I tracked down the 31mm arc OSRAM HQI-TS d/s lamp a while back, but eventually concluded that it would be too expensive. It's a stadium/spotlight lamp w/ a 6000 hour or so lifetime, good color rendering, the works. OSRAM's UK site mentions that it's the lamp used for the last Olympic games. But it's rather expensive - I concluded that I couldn't afford the $400 or so it would have come out to for lamp, ballast, and igniter, plus $100 for a 120v->240v transformer (only ballast it has runs on 240v). This was after I found a decently priced place to buy the lamp, the MSRP is apparently $700 something just for the lamp, and data was sketchy. If you want details, send me a PM.
If you will have a big image, then get a powerful lamp. I doubt there is any sort of "step function" in LCD light throughput. With more light, the output will go up by the same amount.

I doubt anyone expects a step function. I dont expect a linear fuction either. As the heat level goes up the lcd will be affected at the level of the twisting molecules and viscosity of the substrate. The lcd manufactures would know the impact but i havent found any tech specs published on the net. If someone has found this info please let everyone know.

If someone can measure output with 150, 250, 400w through the same setup you can curve fit to those 3 points and extrapolate to 1000w.
increasing output

The limitation with the DIY designs, is that we use LCD panels that have integrated color filters and polarized filters. So any light that doesn't get through the image generator (the LCD panel) gets absorbed right at the LCD cells.

Higher-powered commercial projectors use LCDs without color filters and without polarized filters. Seperate color filters pass red, green, or blue light to one of three LCD arrays. All the LCD cells do is twist the polarity of the light to some degree. (Which absorbs very little energy.) Then a seperate heat-resistant polarized filter passes or blocks the light.

This approach is not beyond DIY: The interference filters, beam splitter & combiner, etc. might be too difficult. We could trade off some design complexity to make it easier to build, but less efficient. For example, use three 150 Watt MH lamps, so each LCD has its own light source. Use three of those 5" diameter CRT projection lenses, so the light paths can just be combined on the screen. The tricky part would be building or adapting an LCD controller to drive each panel with only one color's signals.
wouldnt work

You can go 3 seperate systems with colour lcds or 1 lamp with light split to 1 colour lcds. You can't mix them.

Overlaping 3 systems would be a nightmare for aligning everything. Every part of each has to be perfecto or you get ghosting. :xeye: You're more likely to get 3 systems side by side and be able to crop the edges.
I myself am thinking about going the "grow lamp" route, but the bulb is 11.5" long! Right now I am "testing" with a 500 watt halogen and that is putting out about 12000 lumens, but way too much heat. Has anyone had good success with the larger type bulb I am thinking aobut? I mean, I can get the whole kit for $160 plus shipping to my door, so for that price and the fact that it will be about 3 time more lumen (so lets say twice as bright final result) is it going to be worth the hassle of trying to get a huge bulb like that to work? If it has been done, I'dlike to see some dteailed pics of the relfector used in the set up too...

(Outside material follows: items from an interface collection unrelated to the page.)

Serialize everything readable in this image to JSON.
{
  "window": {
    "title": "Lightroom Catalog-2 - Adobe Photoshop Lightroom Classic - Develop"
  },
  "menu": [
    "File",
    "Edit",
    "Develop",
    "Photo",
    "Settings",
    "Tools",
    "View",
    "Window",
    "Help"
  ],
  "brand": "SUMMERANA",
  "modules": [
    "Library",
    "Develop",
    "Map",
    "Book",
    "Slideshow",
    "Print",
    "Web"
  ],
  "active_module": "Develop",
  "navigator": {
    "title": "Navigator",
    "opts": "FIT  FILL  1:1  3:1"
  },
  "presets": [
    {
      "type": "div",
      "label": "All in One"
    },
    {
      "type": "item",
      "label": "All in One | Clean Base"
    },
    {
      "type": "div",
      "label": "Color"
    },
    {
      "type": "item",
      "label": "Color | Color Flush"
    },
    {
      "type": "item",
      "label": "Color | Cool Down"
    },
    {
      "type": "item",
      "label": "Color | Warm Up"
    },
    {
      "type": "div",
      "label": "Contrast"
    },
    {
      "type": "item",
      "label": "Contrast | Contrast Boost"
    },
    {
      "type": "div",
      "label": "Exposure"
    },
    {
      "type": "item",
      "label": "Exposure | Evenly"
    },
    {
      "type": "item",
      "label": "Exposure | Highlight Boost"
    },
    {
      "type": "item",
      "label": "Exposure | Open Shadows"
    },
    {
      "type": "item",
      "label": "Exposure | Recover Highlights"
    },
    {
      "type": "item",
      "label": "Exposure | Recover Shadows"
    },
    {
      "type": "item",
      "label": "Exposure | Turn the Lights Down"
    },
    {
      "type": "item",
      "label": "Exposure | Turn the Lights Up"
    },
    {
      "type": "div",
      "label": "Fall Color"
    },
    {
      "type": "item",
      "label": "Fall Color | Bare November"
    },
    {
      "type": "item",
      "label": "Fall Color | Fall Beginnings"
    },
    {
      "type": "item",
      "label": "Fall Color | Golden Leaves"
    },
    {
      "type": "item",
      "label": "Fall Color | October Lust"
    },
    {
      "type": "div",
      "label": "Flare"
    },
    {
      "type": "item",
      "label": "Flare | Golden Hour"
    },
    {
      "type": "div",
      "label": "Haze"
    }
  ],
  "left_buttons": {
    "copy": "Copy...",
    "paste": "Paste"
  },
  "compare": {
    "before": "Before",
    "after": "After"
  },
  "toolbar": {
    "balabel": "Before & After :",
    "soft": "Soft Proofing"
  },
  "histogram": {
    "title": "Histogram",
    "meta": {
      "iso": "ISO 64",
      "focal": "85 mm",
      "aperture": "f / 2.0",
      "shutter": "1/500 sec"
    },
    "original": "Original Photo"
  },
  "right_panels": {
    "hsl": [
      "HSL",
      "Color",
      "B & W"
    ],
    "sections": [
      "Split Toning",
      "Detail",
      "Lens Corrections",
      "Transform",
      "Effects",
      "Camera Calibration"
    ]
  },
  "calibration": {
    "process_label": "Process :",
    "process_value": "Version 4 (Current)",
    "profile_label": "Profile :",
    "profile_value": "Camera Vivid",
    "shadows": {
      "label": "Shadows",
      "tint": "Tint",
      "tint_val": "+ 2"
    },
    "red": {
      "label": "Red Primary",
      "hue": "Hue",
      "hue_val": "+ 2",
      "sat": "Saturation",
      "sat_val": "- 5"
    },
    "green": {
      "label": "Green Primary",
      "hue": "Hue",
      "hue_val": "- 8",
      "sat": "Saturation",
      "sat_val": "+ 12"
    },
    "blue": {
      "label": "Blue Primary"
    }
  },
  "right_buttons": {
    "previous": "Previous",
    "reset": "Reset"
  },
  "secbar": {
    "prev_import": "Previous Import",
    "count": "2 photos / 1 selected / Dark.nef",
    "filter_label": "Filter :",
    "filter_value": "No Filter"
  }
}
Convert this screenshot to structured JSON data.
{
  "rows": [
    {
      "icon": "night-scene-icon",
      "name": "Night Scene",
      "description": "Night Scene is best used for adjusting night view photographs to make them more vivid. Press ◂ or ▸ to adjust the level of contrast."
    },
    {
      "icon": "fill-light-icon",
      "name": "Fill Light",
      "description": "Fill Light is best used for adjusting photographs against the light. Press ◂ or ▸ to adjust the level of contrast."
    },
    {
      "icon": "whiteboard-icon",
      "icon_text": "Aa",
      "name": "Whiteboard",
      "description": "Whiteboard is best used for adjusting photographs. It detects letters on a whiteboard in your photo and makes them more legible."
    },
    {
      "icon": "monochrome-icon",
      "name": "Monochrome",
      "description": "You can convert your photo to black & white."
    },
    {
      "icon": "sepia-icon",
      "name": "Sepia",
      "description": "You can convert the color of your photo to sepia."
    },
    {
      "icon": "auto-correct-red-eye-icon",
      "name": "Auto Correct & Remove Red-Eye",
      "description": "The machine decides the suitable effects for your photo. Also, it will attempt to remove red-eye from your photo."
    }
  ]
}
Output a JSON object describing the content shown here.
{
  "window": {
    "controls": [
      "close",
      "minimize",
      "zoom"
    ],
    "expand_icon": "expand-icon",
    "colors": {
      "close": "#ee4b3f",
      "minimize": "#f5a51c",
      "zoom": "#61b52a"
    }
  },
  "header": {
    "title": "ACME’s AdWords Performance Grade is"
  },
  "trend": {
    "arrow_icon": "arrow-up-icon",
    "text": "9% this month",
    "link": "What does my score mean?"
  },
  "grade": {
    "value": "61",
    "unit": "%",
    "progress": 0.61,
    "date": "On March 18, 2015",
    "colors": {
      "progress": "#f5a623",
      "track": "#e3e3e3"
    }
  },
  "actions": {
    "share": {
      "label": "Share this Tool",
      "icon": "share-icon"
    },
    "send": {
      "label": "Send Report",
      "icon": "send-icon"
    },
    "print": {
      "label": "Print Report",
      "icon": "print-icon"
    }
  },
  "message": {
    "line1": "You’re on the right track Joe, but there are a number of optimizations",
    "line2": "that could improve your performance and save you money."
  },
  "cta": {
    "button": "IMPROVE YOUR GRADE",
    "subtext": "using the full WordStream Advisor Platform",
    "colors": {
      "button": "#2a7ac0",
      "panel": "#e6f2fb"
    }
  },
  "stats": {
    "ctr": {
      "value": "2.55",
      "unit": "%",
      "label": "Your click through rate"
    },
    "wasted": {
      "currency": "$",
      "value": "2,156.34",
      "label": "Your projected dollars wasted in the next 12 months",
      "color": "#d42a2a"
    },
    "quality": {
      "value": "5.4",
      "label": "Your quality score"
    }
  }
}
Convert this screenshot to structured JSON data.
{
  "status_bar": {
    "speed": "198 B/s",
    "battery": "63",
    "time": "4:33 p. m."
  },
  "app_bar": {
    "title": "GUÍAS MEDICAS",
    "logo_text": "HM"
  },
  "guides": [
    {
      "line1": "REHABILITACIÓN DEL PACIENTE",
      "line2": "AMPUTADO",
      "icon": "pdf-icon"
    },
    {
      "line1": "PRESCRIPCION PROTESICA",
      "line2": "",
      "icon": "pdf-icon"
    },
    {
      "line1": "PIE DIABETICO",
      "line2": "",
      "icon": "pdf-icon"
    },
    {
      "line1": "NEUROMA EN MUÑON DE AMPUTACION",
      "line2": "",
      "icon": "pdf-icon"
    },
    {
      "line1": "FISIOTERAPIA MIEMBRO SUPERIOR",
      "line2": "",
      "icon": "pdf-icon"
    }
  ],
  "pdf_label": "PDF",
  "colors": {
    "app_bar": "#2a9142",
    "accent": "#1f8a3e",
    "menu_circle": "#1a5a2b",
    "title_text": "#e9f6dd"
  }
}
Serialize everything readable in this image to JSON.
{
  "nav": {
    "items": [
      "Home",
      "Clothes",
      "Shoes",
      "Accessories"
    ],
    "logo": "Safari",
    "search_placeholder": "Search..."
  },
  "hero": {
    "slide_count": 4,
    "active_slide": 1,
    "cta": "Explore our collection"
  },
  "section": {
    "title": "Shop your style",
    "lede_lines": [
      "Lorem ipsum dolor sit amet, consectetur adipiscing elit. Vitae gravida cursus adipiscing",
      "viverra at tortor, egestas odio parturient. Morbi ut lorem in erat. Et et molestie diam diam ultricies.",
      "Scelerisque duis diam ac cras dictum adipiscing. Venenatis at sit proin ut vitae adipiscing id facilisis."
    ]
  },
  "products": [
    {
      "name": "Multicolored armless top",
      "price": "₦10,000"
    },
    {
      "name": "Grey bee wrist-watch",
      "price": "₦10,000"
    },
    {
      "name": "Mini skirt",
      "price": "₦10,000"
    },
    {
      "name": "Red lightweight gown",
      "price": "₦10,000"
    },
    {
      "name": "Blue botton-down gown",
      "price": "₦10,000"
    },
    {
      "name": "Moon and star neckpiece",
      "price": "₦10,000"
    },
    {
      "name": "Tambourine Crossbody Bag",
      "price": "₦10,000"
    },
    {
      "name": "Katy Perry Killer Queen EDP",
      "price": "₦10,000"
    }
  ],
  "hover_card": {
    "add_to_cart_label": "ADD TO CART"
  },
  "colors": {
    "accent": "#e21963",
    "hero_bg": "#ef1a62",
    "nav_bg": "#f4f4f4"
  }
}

Right now I am using a stanless steel bowl from a dollar store and th guts of the 500 watt work light are screwed into that, made the picture much brighter, but there is a slight dark line diagonally (where the bulbisin the reflector...and that is something I'd like to avoid if I get an even larger bulb (albiet with a smaller arc).
This old topic is closed. If you want to reopen this topic, contact a moderator using the "Report Post" button.